GEORGE F. LEE / GLEE@STARBULLETIN.COM
Manoa Neighborhood Board Member Chuck Pearson, left, and University of Hawaii at Manoa Chancellor Peter Englert examined a slice taken from a fallen tree yesterday during a guided tour marking the arboretum's reopening to the public.
to the public
The UH facility was closed for
four months for safety issues
A week after a scathing report by the state auditor, the University of Hawaii's Lyon Arboretum in Manoa opens its doors to the public today.
The botanical gardens had a pre-opening yesterday after a four-month shutdown for safety reasons. UH-Manoa Chancellor Peter Englert and arboretum staff members and supporters inspected the grounds.
"I'm privileged to do that as the first act of the University of Hawaii at Manoa administration of the year 2005, and I hope it's symbolic in a sense," Englert said before taking a hike yesterday around a tiny portion of the expansive 194-acre site.
For now, the arboretum will open only on weekdays, but Englert stressed the need to open on Sundays to make the arboretum more accessible to the public.
"It's a public resource," he said. "They want to have access to this natural beauty, to the variety of plants."
The university shut down the botanical park Aug. 27 for a variety of safety issues. Many of the structures are on the verge of collapse from age and termite damage. The public, including volunteers, were not allowed on site, but UH employees, students working on projects and others who do business with the university were given access.
Six buildings remain closed. The two that are open are the laboratory and classrooms now used for offices. All five greenhouses are open, but two small snail greenhouses have been abandoned.
The main office now has a high-capacity septic tank, which should be sufficient for visitors, and a handicapped-accessible portable toilet is also available, said Ray Baker, research associate at Lyon Arboretum.

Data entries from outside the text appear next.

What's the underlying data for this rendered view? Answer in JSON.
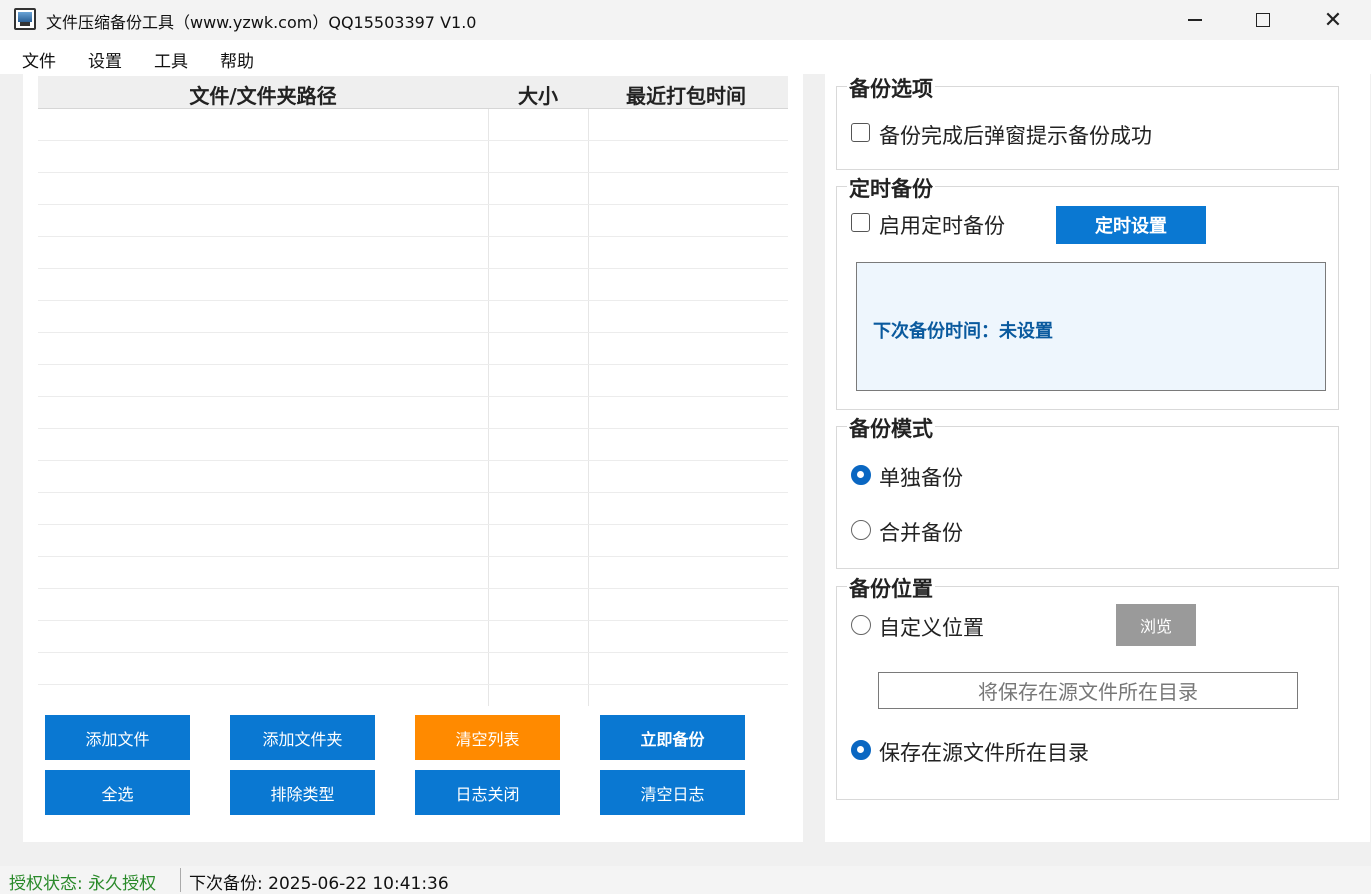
{
  "window": {
    "title": "文件压缩备份工具（www.yzwk.com）QQ15503397  V1.0",
    "minimize_glyph": "",
    "close_glyph": "✕"
  },
  "menu": [
    "文件",
    "设置",
    "工具",
    "帮助"
  ],
  "table": {
    "columns": [
      "文件/文件夹路径",
      "大小",
      "最近打包时间"
    ],
    "rows": []
  },
  "buttons": {
    "add_file": "添加文件",
    "add_folder": "添加文件夹",
    "clear_list": "清空列表",
    "backup_now": "立即备份",
    "select_all": "全选",
    "exclude_types": "排除类型",
    "log_close": "日志关闭",
    "clear_log": "清空日志"
  },
  "backup_options": {
    "title": "备份选项",
    "popup_success_label": "备份完成后弹窗提示备份成功",
    "popup_success_checked": false
  },
  "scheduled_backup": {
    "title": "定时备份",
    "enable_label": "启用定时备份",
    "enable_checked": false,
    "settings_button": "定时设置",
    "next_time_text": "下次备份时间：未设置"
  },
  "backup_mode": {
    "title": "备份模式",
    "options": [
      "单独备份",
      "合并备份"
    ],
    "selected": "单独备份"
  },
  "backup_location": {
    "title": "备份位置",
    "custom_label": "自定义位置",
    "browse_button": "浏览",
    "path_placeholder": "将保存在源文件所在目录",
    "source_dir_label": "保存在源文件所在目录",
    "selected": "保存在源文件所在目录"
  },
  "status": {
    "auth": "授权状态: 永久授权",
    "next_backup": "下次备份: 2025-06-22 10:41:36"
  },
  "colors": {
    "primary_button": "#0a78d2",
    "warning_button": "#ff8a00",
    "disabled_button": "#9a9a9a",
    "auth_status": "#2a8a2a",
    "info_text": "#0a5a9e"
  }
}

Baker said there are issues regarding the gift shop and classes to be worked out with the state Department of Land and Natural Resources before the arboretum opens on Saturdays.
During the closure, large trees about to fall were cut, low-hanging utility lines were removed and walkway surfaces were made safe.
Englert said the $500,000 annual budget to operate the arboretum is not sufficient, but there are other pressing needs that vie for funding at UH, including teaching and research.
State Auditor Marion Higa said in a report released last Monday that the university's decades of neglect of the arboretum led to mismanagement and tolerance of the physical deterioration. Higa's report said legislators should be assured that problems that led to the deterioration will be eliminated before approving the $3 million sought by the university for further improvements.
Higa's report said the arboretum's lack of a mission was caused by the university's disinterest in the park.
James Gaines, the university's interim vice president for research, has appointed a task force to review the arboretum's mission and how it should fit into the university's mission.
Dr. Rainer Bussman, scientific director of the Lyon Arboretum and associate professor, said the original idea for the arboretum was to re-create a tropical rain forest. The park's more than 5,000 plant species can also serve as a source of genetic material for tropical plants, some of which might now be extinct in their natural habitats and could be a key component for a worldwide study of tropical rain forests.
But Bussman said the arboretum's mission must now include a study of endangered Hawaiian species.
"What I'd really like to see is a center for ethnobotanical research," said Kawika Winter, a graduate research assistant at the arboretum. He would also like to see a native Hawaiian forest.
"If it was up to me, everything would be all Hawaiian," he said. Although he does not see that happening, he said there is enough room to do it all.